**SUPPLIED RECORDS:**
- Opening Delimiter -
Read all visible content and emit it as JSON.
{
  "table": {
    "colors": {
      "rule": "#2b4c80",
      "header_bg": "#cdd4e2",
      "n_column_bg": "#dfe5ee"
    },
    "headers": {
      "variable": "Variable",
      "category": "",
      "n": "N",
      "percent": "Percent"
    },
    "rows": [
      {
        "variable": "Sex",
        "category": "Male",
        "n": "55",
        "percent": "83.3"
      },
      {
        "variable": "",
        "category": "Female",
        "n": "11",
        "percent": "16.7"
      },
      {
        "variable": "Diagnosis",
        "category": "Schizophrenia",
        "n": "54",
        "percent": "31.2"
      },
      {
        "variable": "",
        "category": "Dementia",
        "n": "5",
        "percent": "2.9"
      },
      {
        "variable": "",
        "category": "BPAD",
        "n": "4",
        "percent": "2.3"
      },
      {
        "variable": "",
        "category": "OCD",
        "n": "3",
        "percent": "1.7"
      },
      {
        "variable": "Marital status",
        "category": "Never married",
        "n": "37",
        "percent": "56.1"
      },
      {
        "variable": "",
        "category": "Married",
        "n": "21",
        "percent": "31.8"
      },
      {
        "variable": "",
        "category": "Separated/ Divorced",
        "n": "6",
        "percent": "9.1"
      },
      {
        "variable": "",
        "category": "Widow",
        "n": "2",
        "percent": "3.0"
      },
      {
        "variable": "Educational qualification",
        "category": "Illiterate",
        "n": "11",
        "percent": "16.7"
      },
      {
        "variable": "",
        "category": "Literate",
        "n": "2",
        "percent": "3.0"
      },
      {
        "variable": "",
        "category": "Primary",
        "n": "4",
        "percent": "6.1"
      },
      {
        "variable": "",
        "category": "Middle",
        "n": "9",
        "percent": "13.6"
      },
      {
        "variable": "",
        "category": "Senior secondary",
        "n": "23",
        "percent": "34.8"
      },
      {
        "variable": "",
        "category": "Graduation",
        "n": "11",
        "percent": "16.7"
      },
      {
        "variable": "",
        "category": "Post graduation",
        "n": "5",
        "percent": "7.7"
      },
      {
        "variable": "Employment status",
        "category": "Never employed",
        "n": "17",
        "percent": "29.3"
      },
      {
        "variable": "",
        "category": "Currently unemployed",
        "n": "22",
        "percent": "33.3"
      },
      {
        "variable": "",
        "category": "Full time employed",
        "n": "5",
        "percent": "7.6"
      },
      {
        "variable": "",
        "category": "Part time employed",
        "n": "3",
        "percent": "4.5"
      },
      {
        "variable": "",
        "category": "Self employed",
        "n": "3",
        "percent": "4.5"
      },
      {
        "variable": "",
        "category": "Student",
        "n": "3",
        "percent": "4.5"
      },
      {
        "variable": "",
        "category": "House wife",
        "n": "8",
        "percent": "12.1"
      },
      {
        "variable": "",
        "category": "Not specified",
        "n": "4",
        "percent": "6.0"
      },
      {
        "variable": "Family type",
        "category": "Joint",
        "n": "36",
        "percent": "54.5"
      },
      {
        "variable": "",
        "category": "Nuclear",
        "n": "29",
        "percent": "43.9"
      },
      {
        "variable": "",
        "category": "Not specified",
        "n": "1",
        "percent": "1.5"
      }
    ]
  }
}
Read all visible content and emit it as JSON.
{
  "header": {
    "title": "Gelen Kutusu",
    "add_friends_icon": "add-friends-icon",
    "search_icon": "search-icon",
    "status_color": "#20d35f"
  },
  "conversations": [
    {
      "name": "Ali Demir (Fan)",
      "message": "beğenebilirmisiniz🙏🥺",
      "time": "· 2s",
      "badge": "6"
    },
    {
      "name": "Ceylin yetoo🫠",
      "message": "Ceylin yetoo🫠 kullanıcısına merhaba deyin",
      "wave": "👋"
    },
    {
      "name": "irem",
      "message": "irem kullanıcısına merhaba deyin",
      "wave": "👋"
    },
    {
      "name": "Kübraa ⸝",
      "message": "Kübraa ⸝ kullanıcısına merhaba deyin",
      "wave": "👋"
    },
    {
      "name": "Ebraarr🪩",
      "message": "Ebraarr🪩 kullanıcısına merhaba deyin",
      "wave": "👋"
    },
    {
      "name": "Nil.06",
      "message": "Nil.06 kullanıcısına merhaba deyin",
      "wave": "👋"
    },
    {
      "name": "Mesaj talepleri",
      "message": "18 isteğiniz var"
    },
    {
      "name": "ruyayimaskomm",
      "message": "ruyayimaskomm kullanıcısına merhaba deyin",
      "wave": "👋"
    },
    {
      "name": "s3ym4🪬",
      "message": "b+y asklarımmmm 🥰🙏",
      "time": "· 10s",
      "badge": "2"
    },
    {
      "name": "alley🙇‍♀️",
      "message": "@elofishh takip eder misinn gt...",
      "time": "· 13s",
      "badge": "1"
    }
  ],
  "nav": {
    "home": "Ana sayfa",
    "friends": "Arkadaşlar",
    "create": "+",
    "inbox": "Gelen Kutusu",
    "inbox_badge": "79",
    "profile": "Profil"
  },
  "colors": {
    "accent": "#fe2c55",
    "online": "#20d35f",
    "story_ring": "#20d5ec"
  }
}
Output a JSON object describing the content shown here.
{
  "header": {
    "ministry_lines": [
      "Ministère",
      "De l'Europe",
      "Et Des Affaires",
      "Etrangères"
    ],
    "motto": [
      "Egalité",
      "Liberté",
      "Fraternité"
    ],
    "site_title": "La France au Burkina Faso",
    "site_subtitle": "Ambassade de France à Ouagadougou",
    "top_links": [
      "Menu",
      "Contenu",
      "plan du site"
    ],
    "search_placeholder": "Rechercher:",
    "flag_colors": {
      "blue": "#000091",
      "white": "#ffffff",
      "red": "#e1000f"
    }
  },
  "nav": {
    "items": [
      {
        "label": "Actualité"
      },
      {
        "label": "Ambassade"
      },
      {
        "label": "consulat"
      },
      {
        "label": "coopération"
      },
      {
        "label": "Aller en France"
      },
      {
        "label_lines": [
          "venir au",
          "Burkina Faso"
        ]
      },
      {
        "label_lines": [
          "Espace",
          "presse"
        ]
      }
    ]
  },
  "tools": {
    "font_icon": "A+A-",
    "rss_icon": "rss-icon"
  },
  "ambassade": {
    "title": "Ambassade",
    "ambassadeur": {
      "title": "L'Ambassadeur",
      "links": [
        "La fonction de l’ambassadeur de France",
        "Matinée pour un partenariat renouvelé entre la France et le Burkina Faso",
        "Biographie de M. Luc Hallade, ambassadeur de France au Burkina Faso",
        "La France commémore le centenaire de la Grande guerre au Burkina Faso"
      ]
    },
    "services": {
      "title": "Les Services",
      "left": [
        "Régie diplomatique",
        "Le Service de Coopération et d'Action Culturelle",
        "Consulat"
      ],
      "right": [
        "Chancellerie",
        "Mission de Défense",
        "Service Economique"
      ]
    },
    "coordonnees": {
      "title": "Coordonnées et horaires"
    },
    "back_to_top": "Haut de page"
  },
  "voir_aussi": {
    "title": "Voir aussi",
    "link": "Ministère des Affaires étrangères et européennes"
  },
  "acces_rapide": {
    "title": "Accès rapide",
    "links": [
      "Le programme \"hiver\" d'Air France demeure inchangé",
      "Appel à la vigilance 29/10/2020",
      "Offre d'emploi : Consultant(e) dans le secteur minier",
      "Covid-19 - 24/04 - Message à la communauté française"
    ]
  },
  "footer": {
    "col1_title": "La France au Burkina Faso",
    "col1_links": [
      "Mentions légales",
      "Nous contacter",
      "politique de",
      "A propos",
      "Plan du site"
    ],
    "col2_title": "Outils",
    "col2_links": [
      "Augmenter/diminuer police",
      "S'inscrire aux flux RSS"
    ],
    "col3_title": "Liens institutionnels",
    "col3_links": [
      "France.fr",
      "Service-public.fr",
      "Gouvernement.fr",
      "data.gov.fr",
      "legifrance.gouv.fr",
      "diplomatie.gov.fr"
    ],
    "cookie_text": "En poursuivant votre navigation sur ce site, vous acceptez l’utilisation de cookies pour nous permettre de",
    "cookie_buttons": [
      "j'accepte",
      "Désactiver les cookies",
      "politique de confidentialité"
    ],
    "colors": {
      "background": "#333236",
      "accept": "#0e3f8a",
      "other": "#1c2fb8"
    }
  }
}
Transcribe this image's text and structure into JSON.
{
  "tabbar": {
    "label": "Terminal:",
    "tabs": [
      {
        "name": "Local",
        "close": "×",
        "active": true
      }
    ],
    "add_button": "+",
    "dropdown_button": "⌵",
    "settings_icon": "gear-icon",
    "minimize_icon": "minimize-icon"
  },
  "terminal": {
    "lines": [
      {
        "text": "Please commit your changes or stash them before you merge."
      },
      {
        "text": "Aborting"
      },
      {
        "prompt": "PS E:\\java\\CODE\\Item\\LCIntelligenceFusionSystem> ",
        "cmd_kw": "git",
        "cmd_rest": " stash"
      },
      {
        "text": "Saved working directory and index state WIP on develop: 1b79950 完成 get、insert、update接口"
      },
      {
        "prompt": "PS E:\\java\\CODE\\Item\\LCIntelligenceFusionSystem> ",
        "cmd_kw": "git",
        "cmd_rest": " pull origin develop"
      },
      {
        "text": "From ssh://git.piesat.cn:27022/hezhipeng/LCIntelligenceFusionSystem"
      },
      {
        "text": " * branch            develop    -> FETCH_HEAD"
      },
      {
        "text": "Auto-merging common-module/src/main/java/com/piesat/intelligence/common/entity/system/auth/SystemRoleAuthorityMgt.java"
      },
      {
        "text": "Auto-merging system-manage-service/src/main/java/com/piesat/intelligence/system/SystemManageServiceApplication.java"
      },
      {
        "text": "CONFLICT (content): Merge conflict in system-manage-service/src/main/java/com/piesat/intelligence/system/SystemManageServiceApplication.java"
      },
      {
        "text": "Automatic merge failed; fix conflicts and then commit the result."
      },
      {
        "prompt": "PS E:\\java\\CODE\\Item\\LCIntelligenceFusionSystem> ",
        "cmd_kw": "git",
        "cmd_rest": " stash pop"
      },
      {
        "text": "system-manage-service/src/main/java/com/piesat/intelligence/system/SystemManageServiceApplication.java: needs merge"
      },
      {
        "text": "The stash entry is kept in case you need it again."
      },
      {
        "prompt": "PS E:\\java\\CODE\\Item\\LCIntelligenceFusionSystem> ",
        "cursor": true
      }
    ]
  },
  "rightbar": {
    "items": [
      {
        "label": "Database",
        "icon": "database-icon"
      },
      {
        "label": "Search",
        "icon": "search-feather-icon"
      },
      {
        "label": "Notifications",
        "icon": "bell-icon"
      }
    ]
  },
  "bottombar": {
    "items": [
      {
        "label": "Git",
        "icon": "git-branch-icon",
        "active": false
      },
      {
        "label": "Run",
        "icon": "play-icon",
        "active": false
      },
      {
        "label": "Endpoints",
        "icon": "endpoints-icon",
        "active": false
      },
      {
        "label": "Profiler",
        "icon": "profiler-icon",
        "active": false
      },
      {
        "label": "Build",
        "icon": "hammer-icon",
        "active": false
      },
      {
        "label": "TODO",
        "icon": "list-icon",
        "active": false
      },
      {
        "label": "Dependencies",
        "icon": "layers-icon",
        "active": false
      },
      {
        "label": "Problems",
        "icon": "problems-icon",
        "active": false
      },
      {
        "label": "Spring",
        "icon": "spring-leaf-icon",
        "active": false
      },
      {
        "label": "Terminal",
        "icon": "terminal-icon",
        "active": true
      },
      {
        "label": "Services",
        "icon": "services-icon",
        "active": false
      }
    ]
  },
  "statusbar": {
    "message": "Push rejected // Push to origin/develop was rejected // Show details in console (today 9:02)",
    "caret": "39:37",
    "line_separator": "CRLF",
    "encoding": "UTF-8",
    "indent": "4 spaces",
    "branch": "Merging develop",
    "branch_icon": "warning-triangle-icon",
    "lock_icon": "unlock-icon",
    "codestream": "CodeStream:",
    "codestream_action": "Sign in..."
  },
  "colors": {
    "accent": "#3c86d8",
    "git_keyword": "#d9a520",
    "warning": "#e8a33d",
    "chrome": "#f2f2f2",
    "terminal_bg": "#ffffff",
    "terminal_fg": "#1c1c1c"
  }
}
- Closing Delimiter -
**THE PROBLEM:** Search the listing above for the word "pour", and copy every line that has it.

**EXPECTED ANSWER:**
        "Matinée pour un partenariat renouvelé entre la France et le Burkina Faso",
    "cookie_text": "En poursuivant votre navigation sur ce site, vous acceptez l’utilisation de cookies pour nous permettre de",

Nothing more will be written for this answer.